The FBI has seized the entire email database of a popular anonymous webmail service called TorMail meaning that all those secret mails now can be read by the US government.
The database was taken while investigating a hosting company known for sheltering child porn last year and now the FBI claims that it has uncovered a vast trove of email which can be used in unrelated investigations.
Taken from Freedom Hosting, the database surfaced in court papers last week when prosecutors indicted a Florida man for allegedly selling counterfeit credit cards online. The untouchables built a case in part by executing a search warrant on a Gmail account used by the counterfeiters, where they found that orders for forged cards were being sent to a TorMail e-mail account: "firstname.lastname@example.org."
They then obtained a search warrant for the TorMail account, and then accessed it from the bureau's own copy of "data and information from the TorMail email server, including the content of TorMail email accounts."
In othe rwords, the FBI is gathering information into a virtual lock box, and leaving it there until it can obtain specific authority to tap it later. So far it is not searching the trove for incriminating evidence before getting a warrant. But now it has a copy of the TorMail's servers, the bureau can execute endless search warrants.
What is alarming for TorMail users is that the mail service once boasted of being immune to spying. This is the second major victory for the Untouchables over so-called anonymous communication. Last year it won a court order compelling secure email provider Lavabit to turn over the master encryption keys for its website. This would have given agents the technical ability to spy on all of Lavabit's 400,000 users. Rather than comply, Lavabit shut down and is appealing the surveillance order.

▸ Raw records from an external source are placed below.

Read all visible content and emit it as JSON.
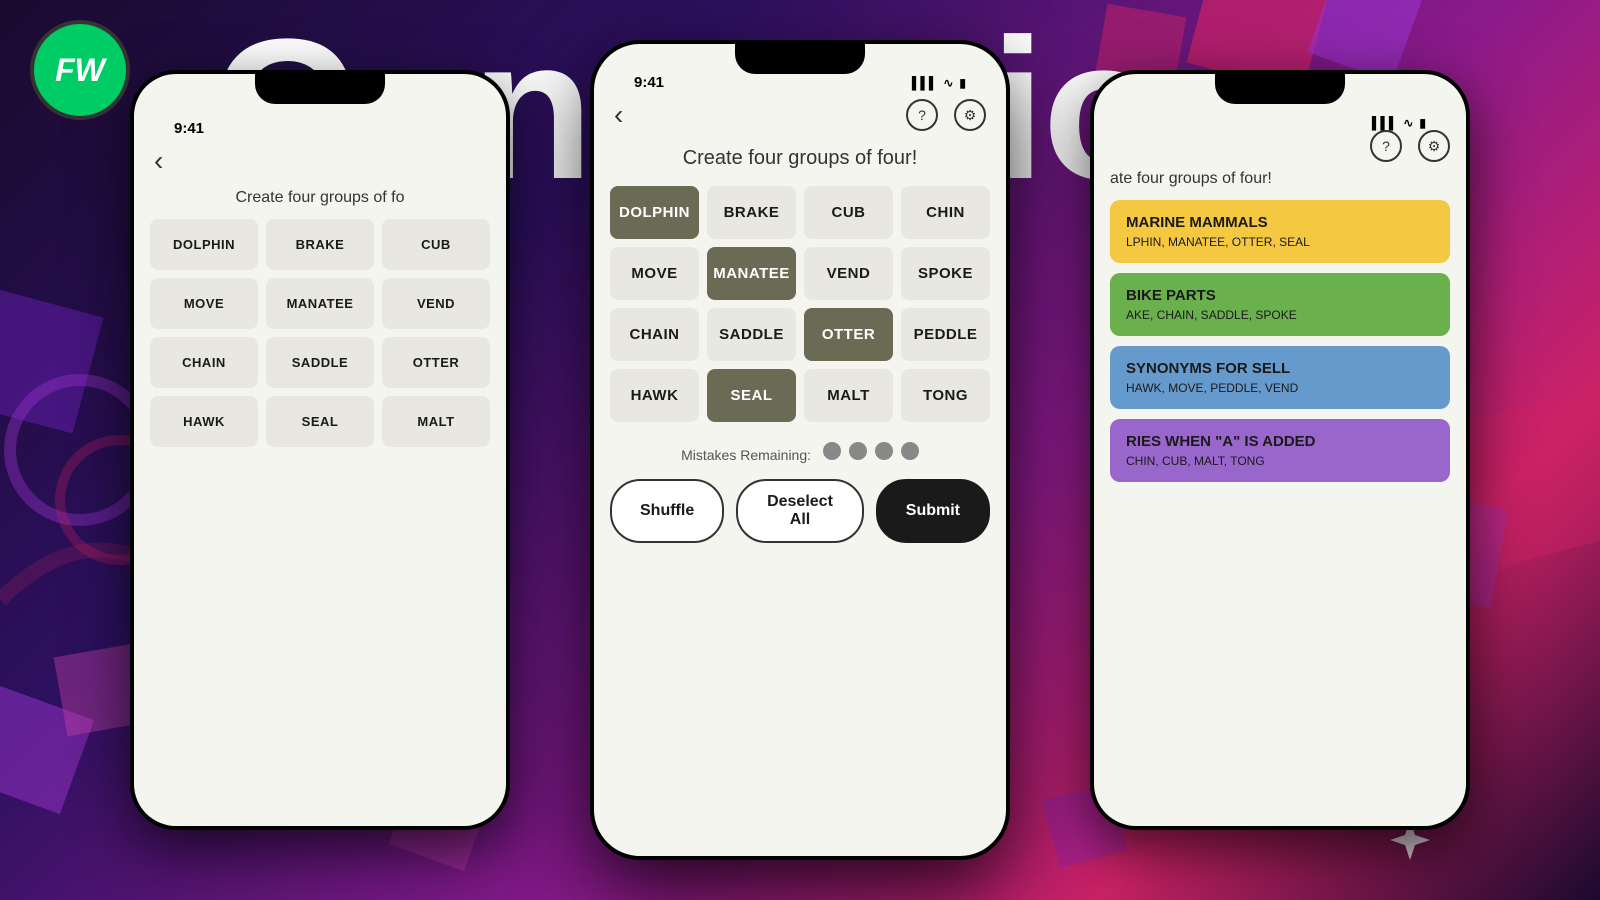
{
  "background": {
    "color": "#1a0a2e"
  },
  "fwLogo": {
    "text": "FW"
  },
  "connectionsTitle": "Connections",
  "centerPhone": {
    "statusBar": {
      "time": "9:41",
      "signal": "▌▌▌",
      "wifi": "WiFi",
      "battery": "🔋"
    },
    "gameTitle": "Create four groups of four!",
    "tiles": [
      {
        "word": "DOLPHIN",
        "selected": true
      },
      {
        "word": "BRAKE",
        "selected": false
      },
      {
        "word": "CUB",
        "selected": false
      },
      {
        "word": "CHIN",
        "selected": false
      },
      {
        "word": "MOVE",
        "selected": false
      },
      {
        "word": "MANATEE",
        "selected": true
      },
      {
        "word": "VEND",
        "selected": false
      },
      {
        "word": "SPOKE",
        "selected": false
      },
      {
        "word": "CHAIN",
        "selected": false
      },
      {
        "word": "SADDLE",
        "selected": false
      },
      {
        "word": "OTTER",
        "selected": true
      },
      {
        "word": "PEDDLE",
        "selected": false
      },
      {
        "word": "HAWK",
        "selected": false
      },
      {
        "word": "SEAL",
        "selected": true
      },
      {
        "word": "MALT",
        "selected": false
      },
      {
        "word": "TONG",
        "selected": false
      }
    ],
    "mistakesLabel": "Mistakes Remaining:",
    "dots": 4,
    "buttons": {
      "shuffle": "Shuffle",
      "deselectAll": "Deselect All",
      "submit": "Submit"
    }
  },
  "leftPhone": {
    "statusBar": {
      "time": "9:41"
    },
    "gameTitle": "Create four groups of fo",
    "tiles": [
      {
        "word": "DOLPHIN"
      },
      {
        "word": "BRAKE"
      },
      {
        "word": "CUB"
      },
      {
        "word": "MOVE"
      },
      {
        "word": "MANATEE"
      },
      {
        "word": "VEND"
      },
      {
        "word": "CHAIN"
      },
      {
        "word": "SADDLE"
      },
      {
        "word": "OTTER"
      },
      {
        "word": "HAWK"
      },
      {
        "word": "SEAL"
      },
      {
        "word": "MALT"
      }
    ]
  },
  "rightPhone": {
    "gameTitle": "ate four groups of four!",
    "categories": [
      {
        "color": "yellow",
        "title": "MARINE MAMMALS",
        "items": "LPHIN, MANATEE, OTTER, SEAL"
      },
      {
        "color": "green",
        "title": "BIKE PARTS",
        "items": "AKE, CHAIN, SADDLE, SPOKE"
      },
      {
        "color": "blue",
        "title": "SYNONYMS FOR SELL",
        "items": "HAWK, MOVE, PEDDLE, VEND"
      },
      {
        "color": "purple",
        "title": "RIES WHEN \"A\" IS ADDED",
        "items": "CHIN, CUB, MALT, TONG"
      }
    ]
  }
}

TorMail was the webmail provider of the Darknet of anonymous and encrypted websites and services, making the FBI's cache extraordinarily valuable.